Please find the lines in the entries below that contain the word "What", and copy each one.
====== Material to process ======
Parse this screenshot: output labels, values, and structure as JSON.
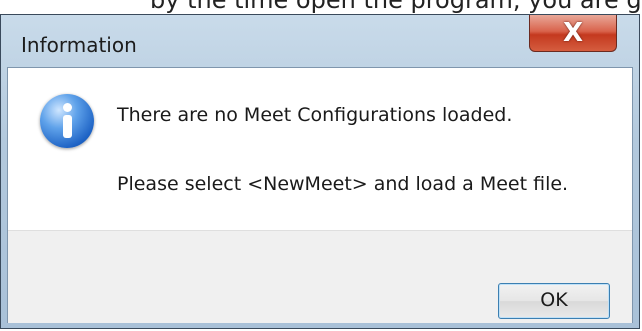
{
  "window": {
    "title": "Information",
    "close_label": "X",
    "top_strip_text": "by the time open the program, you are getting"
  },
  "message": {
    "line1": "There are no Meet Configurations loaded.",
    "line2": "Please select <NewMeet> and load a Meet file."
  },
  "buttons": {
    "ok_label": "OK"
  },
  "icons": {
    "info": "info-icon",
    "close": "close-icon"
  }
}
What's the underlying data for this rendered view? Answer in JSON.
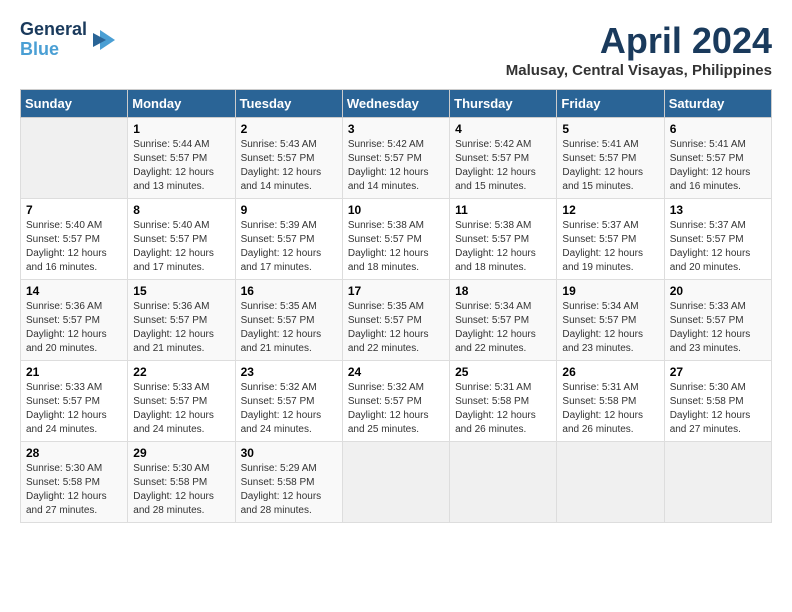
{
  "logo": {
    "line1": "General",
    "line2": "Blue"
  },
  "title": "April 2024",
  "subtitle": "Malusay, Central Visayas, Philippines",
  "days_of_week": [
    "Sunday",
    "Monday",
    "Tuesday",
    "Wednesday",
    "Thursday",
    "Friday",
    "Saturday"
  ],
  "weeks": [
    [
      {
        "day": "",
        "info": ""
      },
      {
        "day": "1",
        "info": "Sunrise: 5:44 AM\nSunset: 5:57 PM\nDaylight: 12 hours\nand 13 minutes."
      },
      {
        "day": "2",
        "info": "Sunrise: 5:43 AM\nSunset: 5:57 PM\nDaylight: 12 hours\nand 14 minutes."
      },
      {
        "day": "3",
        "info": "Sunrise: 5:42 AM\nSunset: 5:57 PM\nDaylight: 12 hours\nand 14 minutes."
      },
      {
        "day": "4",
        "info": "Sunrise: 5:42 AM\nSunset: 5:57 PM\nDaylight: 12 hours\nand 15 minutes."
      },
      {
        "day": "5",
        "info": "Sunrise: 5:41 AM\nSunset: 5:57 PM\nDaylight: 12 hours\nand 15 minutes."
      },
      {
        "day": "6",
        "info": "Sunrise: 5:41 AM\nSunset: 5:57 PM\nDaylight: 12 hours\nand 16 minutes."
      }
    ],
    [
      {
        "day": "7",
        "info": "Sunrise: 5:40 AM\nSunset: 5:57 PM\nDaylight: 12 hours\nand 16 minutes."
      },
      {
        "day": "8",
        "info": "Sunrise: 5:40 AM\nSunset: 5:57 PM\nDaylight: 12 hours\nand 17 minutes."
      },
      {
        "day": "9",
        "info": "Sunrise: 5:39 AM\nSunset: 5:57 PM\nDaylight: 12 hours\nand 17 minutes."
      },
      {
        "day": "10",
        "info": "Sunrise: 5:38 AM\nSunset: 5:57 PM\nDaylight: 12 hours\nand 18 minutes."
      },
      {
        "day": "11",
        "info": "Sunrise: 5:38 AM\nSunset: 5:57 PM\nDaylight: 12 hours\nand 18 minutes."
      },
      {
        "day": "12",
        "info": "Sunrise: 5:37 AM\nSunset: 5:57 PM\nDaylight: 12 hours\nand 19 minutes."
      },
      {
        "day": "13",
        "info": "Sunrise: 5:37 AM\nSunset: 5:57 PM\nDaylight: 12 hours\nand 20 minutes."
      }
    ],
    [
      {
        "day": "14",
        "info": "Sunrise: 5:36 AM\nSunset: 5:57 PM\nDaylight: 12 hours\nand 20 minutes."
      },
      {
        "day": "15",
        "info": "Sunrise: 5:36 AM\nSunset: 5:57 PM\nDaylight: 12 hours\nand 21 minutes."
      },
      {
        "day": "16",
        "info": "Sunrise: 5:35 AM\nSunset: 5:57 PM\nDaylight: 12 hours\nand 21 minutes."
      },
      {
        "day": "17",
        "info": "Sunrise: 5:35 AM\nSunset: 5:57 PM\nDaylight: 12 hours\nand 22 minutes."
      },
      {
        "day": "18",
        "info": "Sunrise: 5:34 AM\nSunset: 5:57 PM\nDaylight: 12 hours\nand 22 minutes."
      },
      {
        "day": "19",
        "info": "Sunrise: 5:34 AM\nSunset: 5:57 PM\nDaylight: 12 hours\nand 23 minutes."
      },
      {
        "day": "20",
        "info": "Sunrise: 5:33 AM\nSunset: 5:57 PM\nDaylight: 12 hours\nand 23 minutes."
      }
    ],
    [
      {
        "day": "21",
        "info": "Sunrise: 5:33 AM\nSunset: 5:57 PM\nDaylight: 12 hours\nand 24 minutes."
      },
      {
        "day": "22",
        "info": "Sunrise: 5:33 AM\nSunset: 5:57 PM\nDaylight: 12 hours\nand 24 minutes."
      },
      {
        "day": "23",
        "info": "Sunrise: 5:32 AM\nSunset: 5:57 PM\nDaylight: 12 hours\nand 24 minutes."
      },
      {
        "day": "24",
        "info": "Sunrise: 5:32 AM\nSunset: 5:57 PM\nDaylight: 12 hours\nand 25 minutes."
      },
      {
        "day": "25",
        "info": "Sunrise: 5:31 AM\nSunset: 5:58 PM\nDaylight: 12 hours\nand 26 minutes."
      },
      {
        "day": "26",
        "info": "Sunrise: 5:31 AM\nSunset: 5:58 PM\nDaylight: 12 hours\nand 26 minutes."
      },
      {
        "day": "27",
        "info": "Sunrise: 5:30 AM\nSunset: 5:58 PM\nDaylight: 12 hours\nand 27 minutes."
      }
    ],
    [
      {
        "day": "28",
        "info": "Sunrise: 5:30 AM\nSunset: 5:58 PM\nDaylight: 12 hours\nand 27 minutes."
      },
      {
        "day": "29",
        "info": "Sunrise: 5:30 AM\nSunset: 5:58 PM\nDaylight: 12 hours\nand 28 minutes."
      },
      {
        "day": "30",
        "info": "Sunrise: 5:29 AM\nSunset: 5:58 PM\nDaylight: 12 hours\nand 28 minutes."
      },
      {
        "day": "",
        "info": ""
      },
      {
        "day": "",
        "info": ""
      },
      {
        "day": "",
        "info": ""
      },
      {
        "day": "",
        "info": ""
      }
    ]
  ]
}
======
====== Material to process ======
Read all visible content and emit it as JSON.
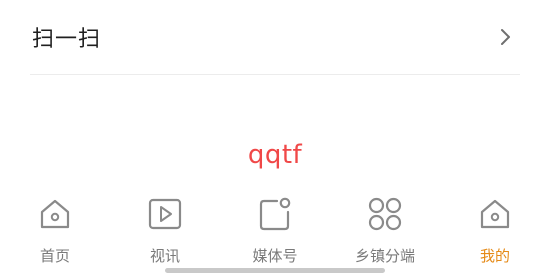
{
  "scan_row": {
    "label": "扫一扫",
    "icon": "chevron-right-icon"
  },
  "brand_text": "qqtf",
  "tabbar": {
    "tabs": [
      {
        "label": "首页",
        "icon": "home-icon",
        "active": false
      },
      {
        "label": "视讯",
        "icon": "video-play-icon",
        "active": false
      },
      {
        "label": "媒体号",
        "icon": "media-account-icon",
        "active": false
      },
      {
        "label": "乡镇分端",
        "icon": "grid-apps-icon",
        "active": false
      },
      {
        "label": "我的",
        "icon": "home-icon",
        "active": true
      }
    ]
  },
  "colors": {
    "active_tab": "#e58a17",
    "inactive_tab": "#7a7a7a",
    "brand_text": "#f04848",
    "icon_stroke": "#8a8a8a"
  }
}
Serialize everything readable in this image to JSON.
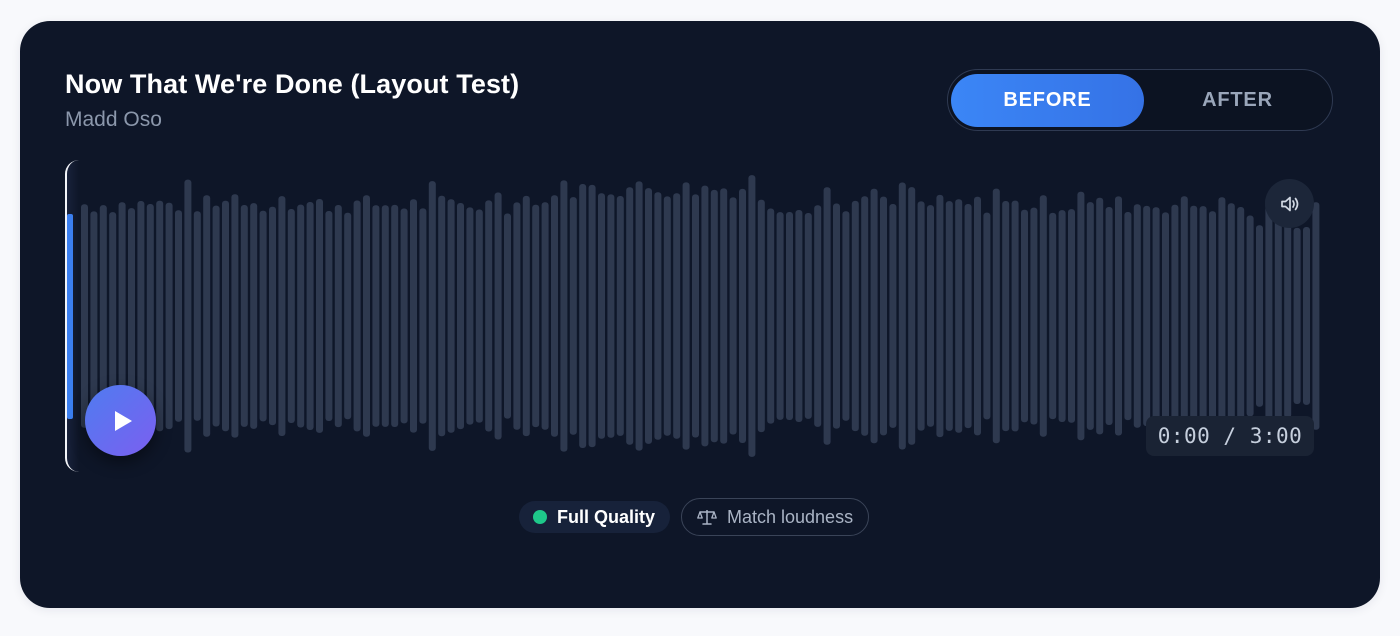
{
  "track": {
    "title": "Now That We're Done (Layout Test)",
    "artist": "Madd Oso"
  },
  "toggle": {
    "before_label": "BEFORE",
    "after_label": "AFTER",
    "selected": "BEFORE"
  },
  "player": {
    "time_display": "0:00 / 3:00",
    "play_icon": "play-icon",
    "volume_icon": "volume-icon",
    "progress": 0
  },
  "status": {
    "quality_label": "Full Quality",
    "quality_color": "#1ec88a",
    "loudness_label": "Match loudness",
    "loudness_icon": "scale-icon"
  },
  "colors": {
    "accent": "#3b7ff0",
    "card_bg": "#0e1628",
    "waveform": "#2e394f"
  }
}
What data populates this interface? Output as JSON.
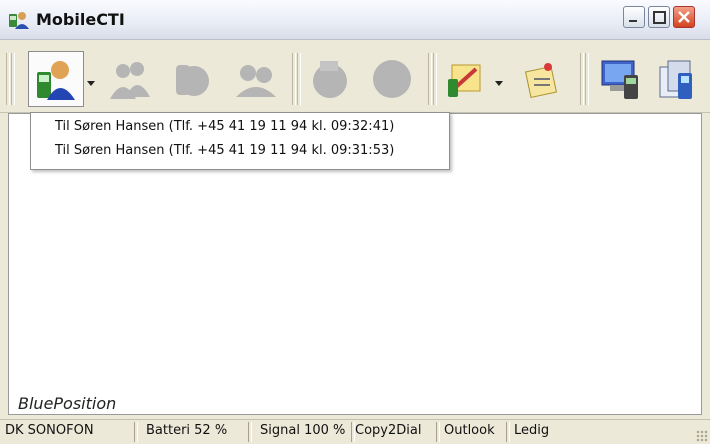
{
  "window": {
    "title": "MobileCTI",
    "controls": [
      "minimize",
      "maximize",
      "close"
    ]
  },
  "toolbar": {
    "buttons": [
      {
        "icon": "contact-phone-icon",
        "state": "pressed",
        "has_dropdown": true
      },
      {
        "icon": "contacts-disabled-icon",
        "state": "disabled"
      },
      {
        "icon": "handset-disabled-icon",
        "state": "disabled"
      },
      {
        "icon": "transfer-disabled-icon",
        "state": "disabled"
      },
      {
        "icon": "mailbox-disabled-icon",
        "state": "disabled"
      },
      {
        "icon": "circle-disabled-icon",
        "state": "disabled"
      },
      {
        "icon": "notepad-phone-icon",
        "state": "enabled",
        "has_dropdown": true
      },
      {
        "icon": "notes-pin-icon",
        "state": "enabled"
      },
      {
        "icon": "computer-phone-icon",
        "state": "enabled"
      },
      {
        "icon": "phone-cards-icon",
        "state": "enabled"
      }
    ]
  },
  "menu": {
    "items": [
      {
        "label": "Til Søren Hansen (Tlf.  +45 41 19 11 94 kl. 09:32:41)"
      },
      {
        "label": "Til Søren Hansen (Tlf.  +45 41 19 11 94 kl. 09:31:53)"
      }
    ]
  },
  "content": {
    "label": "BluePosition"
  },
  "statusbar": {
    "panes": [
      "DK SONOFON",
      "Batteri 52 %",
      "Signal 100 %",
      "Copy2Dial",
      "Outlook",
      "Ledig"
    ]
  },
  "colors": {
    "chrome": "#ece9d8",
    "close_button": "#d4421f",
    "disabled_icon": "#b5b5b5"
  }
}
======
• [Answer for the task]:
What's the underlying data for this rendered view? Answer in JSON.
What data populates this interface? Output as JSON.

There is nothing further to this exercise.